== Work request ==
In the listing below, find every line containing "data" and copy it out.

== Exercise inputs ==
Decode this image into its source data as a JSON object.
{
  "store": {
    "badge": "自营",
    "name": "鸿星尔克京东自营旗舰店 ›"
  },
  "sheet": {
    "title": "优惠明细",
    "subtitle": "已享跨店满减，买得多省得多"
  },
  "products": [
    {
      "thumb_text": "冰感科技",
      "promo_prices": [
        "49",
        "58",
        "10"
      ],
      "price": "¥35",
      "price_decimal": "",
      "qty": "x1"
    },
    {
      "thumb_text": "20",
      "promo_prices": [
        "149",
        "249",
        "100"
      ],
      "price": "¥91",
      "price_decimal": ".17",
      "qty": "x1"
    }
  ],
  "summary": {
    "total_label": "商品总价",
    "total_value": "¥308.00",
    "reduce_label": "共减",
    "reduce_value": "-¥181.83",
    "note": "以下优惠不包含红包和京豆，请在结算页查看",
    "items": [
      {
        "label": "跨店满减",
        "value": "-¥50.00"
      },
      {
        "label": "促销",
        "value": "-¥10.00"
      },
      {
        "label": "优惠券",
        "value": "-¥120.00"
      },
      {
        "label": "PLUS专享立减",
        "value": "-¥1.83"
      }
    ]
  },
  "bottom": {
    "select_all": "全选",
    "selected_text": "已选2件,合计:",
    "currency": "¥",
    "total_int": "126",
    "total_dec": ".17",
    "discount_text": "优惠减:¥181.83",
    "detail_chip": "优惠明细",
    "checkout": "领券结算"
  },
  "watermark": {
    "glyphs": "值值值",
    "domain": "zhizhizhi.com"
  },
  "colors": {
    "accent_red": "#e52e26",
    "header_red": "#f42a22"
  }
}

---

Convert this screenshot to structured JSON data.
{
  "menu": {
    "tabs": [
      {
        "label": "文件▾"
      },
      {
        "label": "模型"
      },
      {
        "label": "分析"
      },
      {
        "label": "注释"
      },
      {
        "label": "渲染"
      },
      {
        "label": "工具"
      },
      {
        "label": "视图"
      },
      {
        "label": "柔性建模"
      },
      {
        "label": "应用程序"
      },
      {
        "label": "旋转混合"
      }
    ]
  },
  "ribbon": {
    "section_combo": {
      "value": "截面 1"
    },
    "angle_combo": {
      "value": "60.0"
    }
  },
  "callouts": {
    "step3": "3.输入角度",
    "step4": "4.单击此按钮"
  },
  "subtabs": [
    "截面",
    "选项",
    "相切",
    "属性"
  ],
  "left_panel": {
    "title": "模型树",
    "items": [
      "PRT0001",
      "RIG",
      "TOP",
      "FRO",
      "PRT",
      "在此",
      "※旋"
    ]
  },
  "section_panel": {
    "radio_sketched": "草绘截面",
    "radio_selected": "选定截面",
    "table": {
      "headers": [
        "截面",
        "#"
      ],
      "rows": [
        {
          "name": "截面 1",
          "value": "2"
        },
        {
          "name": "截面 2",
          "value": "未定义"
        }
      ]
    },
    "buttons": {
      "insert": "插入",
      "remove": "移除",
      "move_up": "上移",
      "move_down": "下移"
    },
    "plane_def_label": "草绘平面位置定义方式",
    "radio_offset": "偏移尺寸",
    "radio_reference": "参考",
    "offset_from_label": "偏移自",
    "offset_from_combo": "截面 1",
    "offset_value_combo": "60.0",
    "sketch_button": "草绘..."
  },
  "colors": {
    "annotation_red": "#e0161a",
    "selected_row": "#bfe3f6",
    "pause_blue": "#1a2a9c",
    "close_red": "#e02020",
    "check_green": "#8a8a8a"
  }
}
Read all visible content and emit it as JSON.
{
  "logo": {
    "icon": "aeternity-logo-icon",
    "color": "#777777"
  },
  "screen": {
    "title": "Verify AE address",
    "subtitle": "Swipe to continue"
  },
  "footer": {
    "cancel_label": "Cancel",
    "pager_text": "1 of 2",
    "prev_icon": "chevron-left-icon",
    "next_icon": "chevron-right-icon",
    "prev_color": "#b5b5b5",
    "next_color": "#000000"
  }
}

== Task answer ==
Decode this image into its source data as a JSON object.
Convert this screenshot to structured JSON data.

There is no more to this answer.